Annex B: Geography of Scotland and implication for the collaborative economy
The geography of Scotland is strongly polarised between relatively few densely populated urban areas, and vast rural areas that are barely inhabited. One third of the population live in four large cities, each home to over 125,000 people, which are clustered in the Central Belt (Glasgow and Edinburgh) and the southern part of the East Coast (Dundee and Aberdeen); another third of the population live in either small towns (less than 10,000 people) or rural areas (less than 3,000).
Overall, urban areas and towns (of any size) account for only 2 per cent of the surface of Scotland, but are home to 82 per cent of its population. Of the remaining 18 per cent living in rural areas, one third face a drive time of over half an hour to reach the closest settlement with a population of at least 10,000.
Figure 4: Distribution of population and land across Scotland
|Large urban areas||35%||0.7%|
|Other urban areas||35%||1.0%|
|Accessible small towns||9%||0.3%|
|Remote small towns||2%||0.1%|
|Very remote small towns||1%||0.1%|
|Urban areas and towns||82%||2.1%|
|Accessible rural areas||12%||27.5%|
|Remote rural areas||3%||28.4%|
|Very remote rural areas||3%||42.0%|
Source: Scottish Government, Urban/Rural Classification, November 2014

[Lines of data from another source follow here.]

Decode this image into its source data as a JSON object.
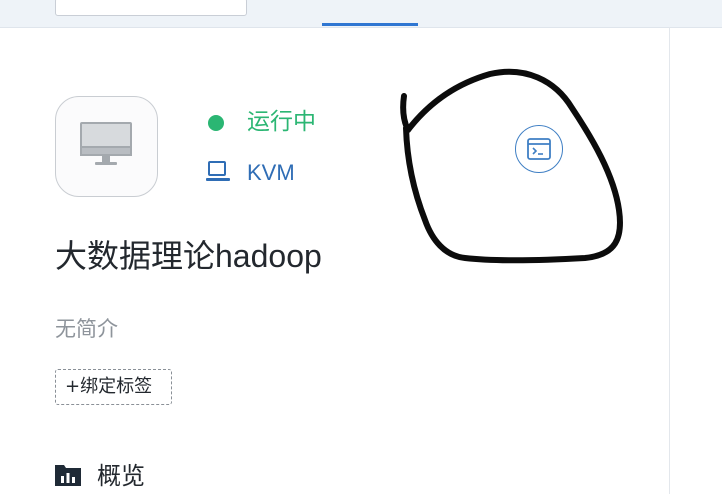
{
  "vm": {
    "status": "运行中",
    "hypervisor": "KVM",
    "name": "大数据理论hadoop",
    "description": "无简介",
    "bind_tag_label": "+绑定标签"
  },
  "section": {
    "overview_label": "概览"
  },
  "icons": {
    "vm_card": "monitor-icon",
    "hypervisor": "laptop-icon",
    "console": "terminal-icon",
    "overview": "bar-chart-folder-icon"
  },
  "colors": {
    "status_running": "#2bb673",
    "accent": "#2f76d2",
    "hypervisor_text": "#2f6db5"
  }
}
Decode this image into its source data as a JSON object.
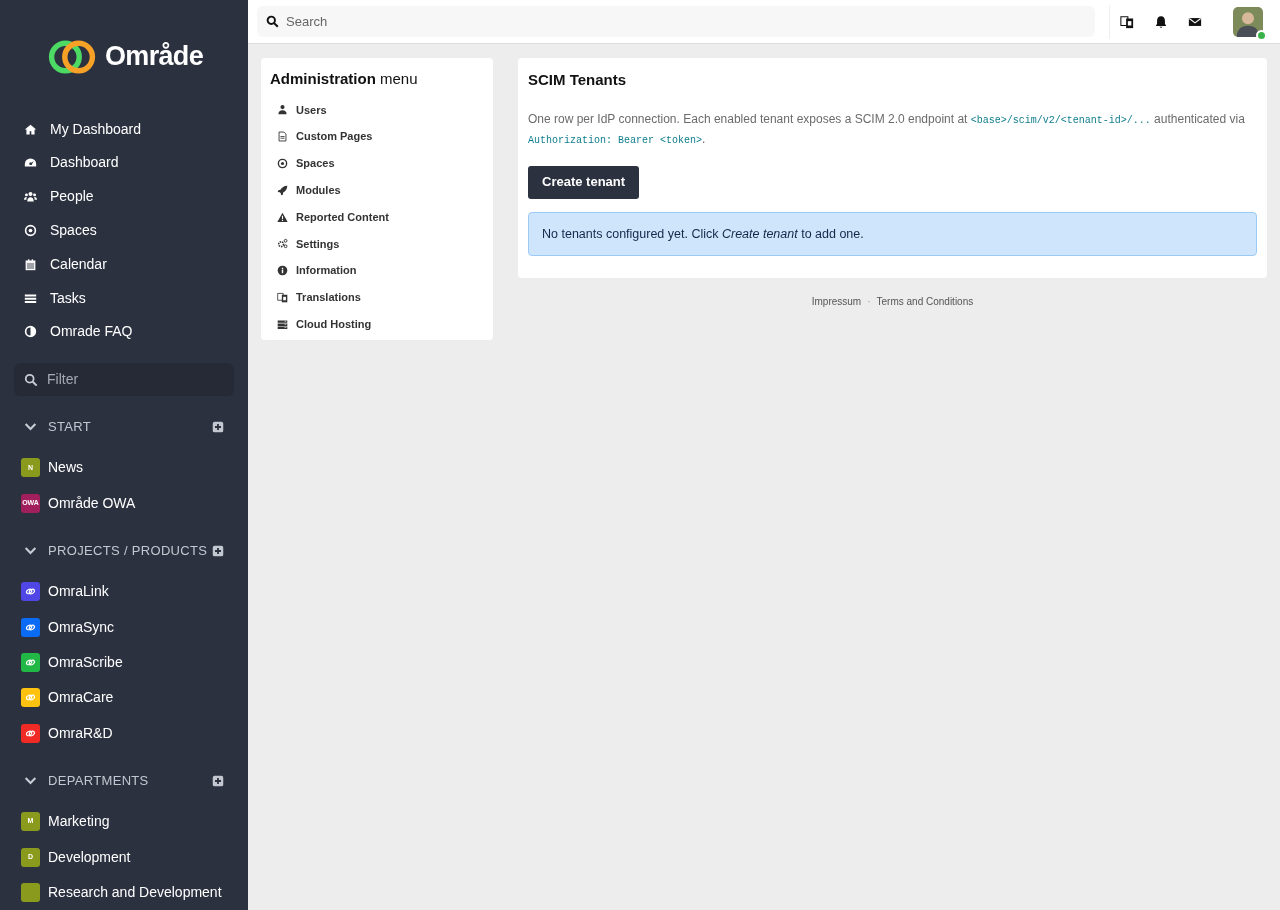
{
  "brand": {
    "name": "Område"
  },
  "nav": [
    {
      "label": "My Dashboard"
    },
    {
      "label": "Dashboard"
    },
    {
      "label": "People"
    },
    {
      "label": "Spaces"
    },
    {
      "label": "Calendar"
    },
    {
      "label": "Tasks"
    },
    {
      "label": "Omrade FAQ"
    }
  ],
  "filter": {
    "placeholder": "Filter"
  },
  "sections": [
    {
      "title": "START",
      "expanded": true,
      "items": [
        {
          "label": "News",
          "kind": "letter",
          "initials": "N",
          "color": "#8a9a1c"
        },
        {
          "label": "Område OWA",
          "kind": "letter",
          "initials": "OWA",
          "color": "#a21f5e"
        }
      ]
    },
    {
      "title": "PROJECTS / PRODUCTS",
      "expanded": true,
      "items": [
        {
          "label": "OmraLink",
          "kind": "product",
          "color": "#4f46e5"
        },
        {
          "label": "OmraSync",
          "kind": "product",
          "color": "#0a6cf5"
        },
        {
          "label": "OmraScribe",
          "kind": "product",
          "color": "#22b845"
        },
        {
          "label": "OmraCare",
          "kind": "product",
          "color": "#ffc20e"
        },
        {
          "label": "OmraR&D",
          "kind": "product",
          "color": "#f02a24"
        }
      ]
    },
    {
      "title": "DEPARTMENTS",
      "expanded": true,
      "items": [
        {
          "label": "Marketing",
          "kind": "letter",
          "initials": "M",
          "color": "#8a9a1c"
        },
        {
          "label": "Development",
          "kind": "letter",
          "initials": "D",
          "color": "#8a9a1c"
        },
        {
          "label": "Research and Development",
          "kind": "letter",
          "color": "#8a9a1c"
        }
      ]
    }
  ],
  "topbar": {
    "search": {
      "placeholder": "Search"
    },
    "user": {
      "online": true
    }
  },
  "admin_menu": {
    "title": "**Administration** menu",
    "items": [
      {
        "label": "Users"
      },
      {
        "label": "Custom Pages"
      },
      {
        "label": "Spaces"
      },
      {
        "label": "Modules"
      },
      {
        "label": "Reported Content"
      },
      {
        "label": "Settings"
      },
      {
        "label": "Information"
      },
      {
        "label": "Translations"
      },
      {
        "label": "Cloud Hosting"
      }
    ]
  },
  "panel": {
    "title": "SCIM Tenants",
    "description": [
      {
        "kind": "text",
        "text": "One row per IdP connection. Each enabled tenant exposes a SCIM 2.0 endpoint at "
      },
      {
        "kind": "code",
        "text": "<base>/scim/v2/<tenant-id>/..."
      },
      {
        "kind": "text",
        "text": " authenticated via "
      },
      {
        "kind": "code",
        "text": "Authorization: Bearer <token>"
      },
      {
        "kind": "text",
        "text": "."
      }
    ],
    "button": "Create tenant",
    "notice": "No tenants configured yet. Click *Create tenant* to add one."
  },
  "footer": [
    "Impressum",
    "·",
    "Terms and Conditions"
  ]
}
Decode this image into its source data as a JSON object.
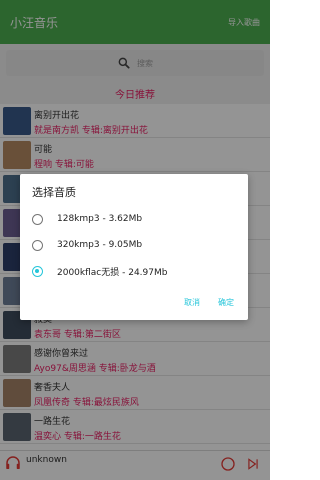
{
  "header": {
    "title": "小汪音乐",
    "action": "导入歌曲"
  },
  "search": {
    "placeholder": "搜索"
  },
  "section": {
    "title": "今日推荐"
  },
  "list": [
    {
      "title": "离别开出花",
      "meta": "就是南方凯  专辑:离别开出花",
      "thumb_color": "#3a5b8a"
    },
    {
      "title": "可能",
      "meta": "程响  专辑:可能",
      "thumb_color": "#b58a62"
    },
    {
      "title": "",
      "meta": "",
      "thumb_color": "#4d6e8c"
    },
    {
      "title": "",
      "meta": "",
      "thumb_color": "#6b5e91"
    },
    {
      "title": "",
      "meta": "",
      "thumb_color": "#2e3f6a"
    },
    {
      "title": "",
      "meta": "",
      "thumb_color": "#6d7f98"
    },
    {
      "title": "寂寞",
      "meta": "袁东哥  专辑:第二街区",
      "thumb_color": "#3e4c5e"
    },
    {
      "title": "感谢你曾来过",
      "meta": "Ayo97&周思涵  专辑:卧龙与酒",
      "thumb_color": "#7c7c7c"
    },
    {
      "title": "奢香夫人",
      "meta": "凤凰传奇  专辑:最炫民族风",
      "thumb_color": "#a58368"
    },
    {
      "title": "一路生花",
      "meta": "温奕心  专辑:一路生花",
      "thumb_color": "#5b6570"
    }
  ],
  "player": {
    "song": "unknown"
  },
  "dialog": {
    "title": "选择音质",
    "options": [
      "128kmp3 - 3.62Mb",
      "320kmp3 - 9.05Mb",
      "2000kflac无损 - 24.97Mb"
    ],
    "selected_index": 2,
    "cancel_label": "取消",
    "ok_label": "确定"
  },
  "colors": {
    "primary": "#4caf50",
    "accent": "#e91e63",
    "dialog_accent": "#26c6da"
  }
}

Due to the coexistence of large cities and vast rural areas, empowering communities across Scotland to embrace the opportunities and overcome the challenges posed by the collaborative economy is likely to require tailored and localised solutions, rather than a blanket approach, as these opportunities and challenges will be very different in different parts of the country.
The following table provides some additional information on the Scottish population and households, both on a Scotland-wide level and for a small selection of local authorities at the two ends of the urban-rural divide: the two largest cities (Glasgow and Edinburgh), the largest rural area (Highland), and one island (Orkney).
These areas are characterised by very different levels of population density, home and car ownership, connectivity, as well as differences in the predominant house type and size, and this needs to be taken into account when assessing the impact of peer to peer accommodation, transportation, and other sectors of the collaborative economy.
Figure 5: Population and household statistics in Scotland
|Density (per hectare)||0.7||34.0||18.1||0.1||0.2|
Source: 2011 Census (December 2012) for population and density, 2015 Scottish Household Survey (September 2016) for household statistics